Twenty years ago, when the Rev. John Conrad was serving as rector of a parish in El Cajon, in San Diego county, he found an unhoused couple sleeping on the grounds one morning. Instead of rousting them, as his predecessor and the other pastors in the neighborhood had been doing, he invited them in to clean up. Then, he said, “we’ll see if there’s anything interesting in the fridge.”
Before long 150 people had pitched their tents on church grounds. John’s relentless witness persuaded city officials to establish a temporary shelter. A non-profit shelter soon followed, which persists to this day.
Born into a newspapering family in Victorville, John died last month after a brief battle with cancer, leaving his wife of 13 years, Shannon, and grown children by a prior marriage. His last cure before retirement was as rector of All Saints Riverside, where he was succeeded by his friend the Rev. Canon Kelli Grace Kurtz, who designed a lovely celebration of life for John on Saturday. John’s hand was also in every detail. He graciously invited me to preach and celebrate. I sang his prophetic witness for the unhoused and his ministry of leading pilgrimages to the Holy land and advocating for justice for our Palestinian siblings.
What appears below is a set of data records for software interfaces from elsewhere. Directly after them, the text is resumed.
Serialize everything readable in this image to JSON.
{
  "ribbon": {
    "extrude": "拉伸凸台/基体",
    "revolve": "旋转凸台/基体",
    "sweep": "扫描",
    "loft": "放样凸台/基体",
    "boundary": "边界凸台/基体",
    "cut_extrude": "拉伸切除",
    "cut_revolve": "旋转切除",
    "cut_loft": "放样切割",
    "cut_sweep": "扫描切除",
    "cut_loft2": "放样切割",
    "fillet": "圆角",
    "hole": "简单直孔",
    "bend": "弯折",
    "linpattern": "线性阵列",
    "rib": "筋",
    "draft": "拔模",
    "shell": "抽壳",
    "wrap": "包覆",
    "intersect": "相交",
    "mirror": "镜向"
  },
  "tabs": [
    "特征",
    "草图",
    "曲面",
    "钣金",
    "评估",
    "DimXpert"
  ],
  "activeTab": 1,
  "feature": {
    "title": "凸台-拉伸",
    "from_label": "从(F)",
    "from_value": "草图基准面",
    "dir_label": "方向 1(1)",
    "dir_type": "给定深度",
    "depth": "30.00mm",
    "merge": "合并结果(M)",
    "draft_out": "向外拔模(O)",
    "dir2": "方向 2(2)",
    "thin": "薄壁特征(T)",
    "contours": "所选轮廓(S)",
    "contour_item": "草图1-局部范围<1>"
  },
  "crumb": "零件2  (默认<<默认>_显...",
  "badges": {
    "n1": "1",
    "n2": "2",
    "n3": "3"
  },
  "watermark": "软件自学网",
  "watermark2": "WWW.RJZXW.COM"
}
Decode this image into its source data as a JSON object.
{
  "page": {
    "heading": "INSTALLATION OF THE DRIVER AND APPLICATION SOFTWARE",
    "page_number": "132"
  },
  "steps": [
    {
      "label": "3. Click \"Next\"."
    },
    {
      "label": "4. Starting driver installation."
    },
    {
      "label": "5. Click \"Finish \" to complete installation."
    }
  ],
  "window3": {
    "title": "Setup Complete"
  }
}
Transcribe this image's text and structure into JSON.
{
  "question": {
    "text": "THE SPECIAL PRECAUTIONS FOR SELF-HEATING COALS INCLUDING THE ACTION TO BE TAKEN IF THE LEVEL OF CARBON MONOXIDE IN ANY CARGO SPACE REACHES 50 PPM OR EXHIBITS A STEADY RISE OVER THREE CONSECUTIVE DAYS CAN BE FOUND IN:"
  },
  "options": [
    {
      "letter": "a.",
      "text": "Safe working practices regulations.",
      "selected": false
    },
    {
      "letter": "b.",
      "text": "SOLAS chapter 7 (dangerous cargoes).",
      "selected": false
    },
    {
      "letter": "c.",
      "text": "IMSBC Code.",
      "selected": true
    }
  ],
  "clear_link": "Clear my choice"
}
Before ordination, John was a pilot, working in fraught conditions. A dozen or more of his fellow Quiet Birdmen, a tightlipped airmen’s order, were aboard Saturday, along with a contingent from the Riverside Art Museum, friends of Shannon, who told me the fascinating story of comedian Cheech Marin’s collection of Chicano art ending up in Riverside.
For the end of the service, Kelli Grace and the people of All Saints acceded to John’s request for a bagpiper, mariachis, and a taco truck. For the service, he chose the famous reading from Ecclesiastes with the teaching that there’s a time to weep and a time to laugh. John Conrad, who had no doubt that his soul would speed to the heart of Christ, enabled both mourning and joy on Saturday for those he loved and who loved him.